Interface dataset entries
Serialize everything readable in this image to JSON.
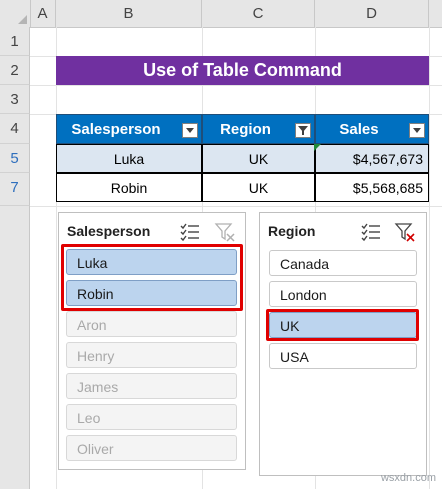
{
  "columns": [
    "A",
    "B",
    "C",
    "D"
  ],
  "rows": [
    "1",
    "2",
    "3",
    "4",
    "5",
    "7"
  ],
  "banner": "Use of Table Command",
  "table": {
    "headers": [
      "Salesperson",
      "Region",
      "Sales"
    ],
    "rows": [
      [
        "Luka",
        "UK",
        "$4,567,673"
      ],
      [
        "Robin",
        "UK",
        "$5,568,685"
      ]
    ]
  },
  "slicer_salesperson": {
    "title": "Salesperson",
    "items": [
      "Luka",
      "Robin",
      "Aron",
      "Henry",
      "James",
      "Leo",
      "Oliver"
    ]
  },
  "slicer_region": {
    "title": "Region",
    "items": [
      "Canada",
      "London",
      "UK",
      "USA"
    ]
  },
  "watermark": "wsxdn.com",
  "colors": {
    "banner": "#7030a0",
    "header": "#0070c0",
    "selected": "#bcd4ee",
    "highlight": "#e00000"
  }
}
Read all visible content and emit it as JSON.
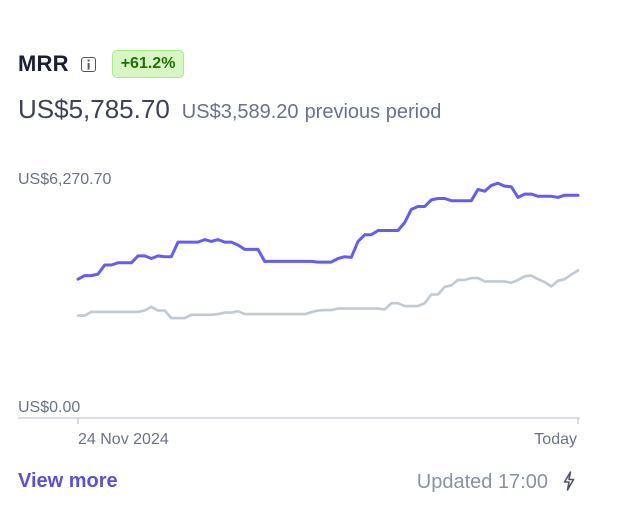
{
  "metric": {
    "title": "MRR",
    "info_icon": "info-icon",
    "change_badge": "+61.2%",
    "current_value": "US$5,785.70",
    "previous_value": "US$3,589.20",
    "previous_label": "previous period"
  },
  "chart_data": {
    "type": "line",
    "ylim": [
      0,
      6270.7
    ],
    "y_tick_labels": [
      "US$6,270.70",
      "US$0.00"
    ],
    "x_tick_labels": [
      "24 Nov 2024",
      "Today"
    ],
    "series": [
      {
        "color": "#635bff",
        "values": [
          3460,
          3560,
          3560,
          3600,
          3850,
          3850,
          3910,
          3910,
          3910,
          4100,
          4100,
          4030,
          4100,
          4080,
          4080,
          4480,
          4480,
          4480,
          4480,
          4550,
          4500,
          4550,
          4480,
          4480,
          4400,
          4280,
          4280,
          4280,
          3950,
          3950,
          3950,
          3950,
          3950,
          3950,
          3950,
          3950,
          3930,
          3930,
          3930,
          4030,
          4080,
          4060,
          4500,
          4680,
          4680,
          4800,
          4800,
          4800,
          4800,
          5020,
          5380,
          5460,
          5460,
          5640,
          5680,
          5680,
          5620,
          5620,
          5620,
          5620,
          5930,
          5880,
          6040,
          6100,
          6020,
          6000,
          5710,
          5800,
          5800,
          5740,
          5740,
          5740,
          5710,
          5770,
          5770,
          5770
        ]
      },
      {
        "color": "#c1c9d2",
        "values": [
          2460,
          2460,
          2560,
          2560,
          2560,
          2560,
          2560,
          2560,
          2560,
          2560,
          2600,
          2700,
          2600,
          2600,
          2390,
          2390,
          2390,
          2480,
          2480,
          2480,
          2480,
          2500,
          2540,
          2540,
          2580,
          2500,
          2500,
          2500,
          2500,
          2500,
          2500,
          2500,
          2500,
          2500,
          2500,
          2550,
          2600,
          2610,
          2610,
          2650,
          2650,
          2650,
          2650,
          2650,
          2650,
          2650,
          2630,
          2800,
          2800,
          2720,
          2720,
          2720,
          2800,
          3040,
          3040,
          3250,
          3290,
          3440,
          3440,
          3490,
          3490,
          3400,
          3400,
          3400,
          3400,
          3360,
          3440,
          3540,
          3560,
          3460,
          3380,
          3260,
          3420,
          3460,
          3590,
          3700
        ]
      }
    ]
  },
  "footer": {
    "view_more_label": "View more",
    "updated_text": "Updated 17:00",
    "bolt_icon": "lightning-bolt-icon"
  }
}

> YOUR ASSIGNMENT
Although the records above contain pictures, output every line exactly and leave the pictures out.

> SOLVED PROBLEM
Serialize everything readable in this image to JSON.
{
  "columns": [
    "A",
    "B",
    "C",
    "D"
  ],
  "rows": [
    "1",
    "2",
    "3",
    "4",
    "5",
    "7"
  ],
  "banner": "Use of Table Command",
  "table": {
    "headers": [
      "Salesperson",
      "Region",
      "Sales"
    ],
    "rows": [
      [
        "Luka",
        "UK",
        "$4,567,673"
      ],
      [
        "Robin",
        "UK",
        "$5,568,685"
      ]
    ]
  },
  "slicer_salesperson": {
    "title": "Salesperson",
    "items": [
      "Luka",
      "Robin",
      "Aron",
      "Henry",
      "James",
      "Leo",
      "Oliver"
    ]
  },
  "slicer_region": {
    "title": "Region",
    "items": [
      "Canada",
      "London",
      "UK",
      "USA"
    ]
  },
  "watermark": "wsxdn.com",
  "colors": {
    "banner": "#7030a0",
    "header": "#0070c0",
    "selected": "#bcd4ee",
    "highlight": "#e00000"
  }
}
Read all visible content and emit it as JSON.
{
  "metric": {
    "title": "MRR",
    "info_icon": "info-icon",
    "change_badge": "+61.2%",
    "current_value": "US$5,785.70",
    "previous_value": "US$3,589.20",
    "previous_label": "previous period"
  },
  "chart_data": {
    "type": "line",
    "ylim": [
      0,
      6270.7
    ],
    "y_tick_labels": [
      "US$6,270.70",
      "US$0.00"
    ],
    "x_tick_labels": [
      "24 Nov 2024",
      "Today"
    ],
    "series": [
      {
        "color": "#635bff",
        "values": [
          3460,
          3560,
          3560,
          3600,
          3850,
          3850,
          3910,
          3910,
          3910,
          4100,
          4100,
          4030,
          4100,
          4080,
          4080,
          4480,
          4480,
          4480,
          4480,
          4550,
          4500,
          4550,
          4480,
          4480,
          4400,
          4280,
          4280,
          4280,
          3950,
          3950,
          3950,
          3950,
          3950,
          3950,
          3950,
          3950,
          3930,
          3930,
          3930,
          4030,
          4080,
          4060,
          4500,
          4680,
          4680,
          4800,
          4800,
          4800,
          4800,
          5020,
          5380,
          5460,
          5460,
          5640,
          5680,
          5680,
          5620,
          5620,
          5620,
          5620,
          5930,
          5880,
          6040,
          6100,
          6020,
          6000,
          5710,
          5800,
          5800,
          5740,
          5740,
          5740,
          5710,
          5770,
          5770,
          5770
        ]
      },
      {
        "color": "#c1c9d2",
        "values": [
          2460,
          2460,
          2560,
          2560,
          2560,
          2560,
          2560,
          2560,
          2560,
          2560,
          2600,
          2700,
          2600,
          2600,
          2390,
          2390,
          2390,
          2480,
          2480,
          2480,
          2480,
          2500,
          2540,
          2540,
          2580,
          2500,
          2500,
          2500,
          2500,
          2500,
          2500,
          2500,
          2500,
          2500,
          2500,
          2550,
          2600,
          2610,
          2610,
          2650,
          2650,
          2650,
          2650,
          2650,
          2650,
          2650,
          2630,
          2800,
          2800,
          2720,
          2720,
          2720,
          2800,
          3040,
          3040,
          3250,
          3290,
          3440,
          3440,
          3490,
          3490,
          3400,
          3400,
          3400,
          3400,
          3360,
          3440,
          3540,
          3560,
          3460,
          3380,
          3260,
          3420,
          3460,
          3590,
          3700
        ]
      }
    ]
  },
  "footer": {
    "view_more_label": "View more",
    "updated_text": "Updated 17:00",
    "bolt_icon": "lightning-bolt-icon"
  }
}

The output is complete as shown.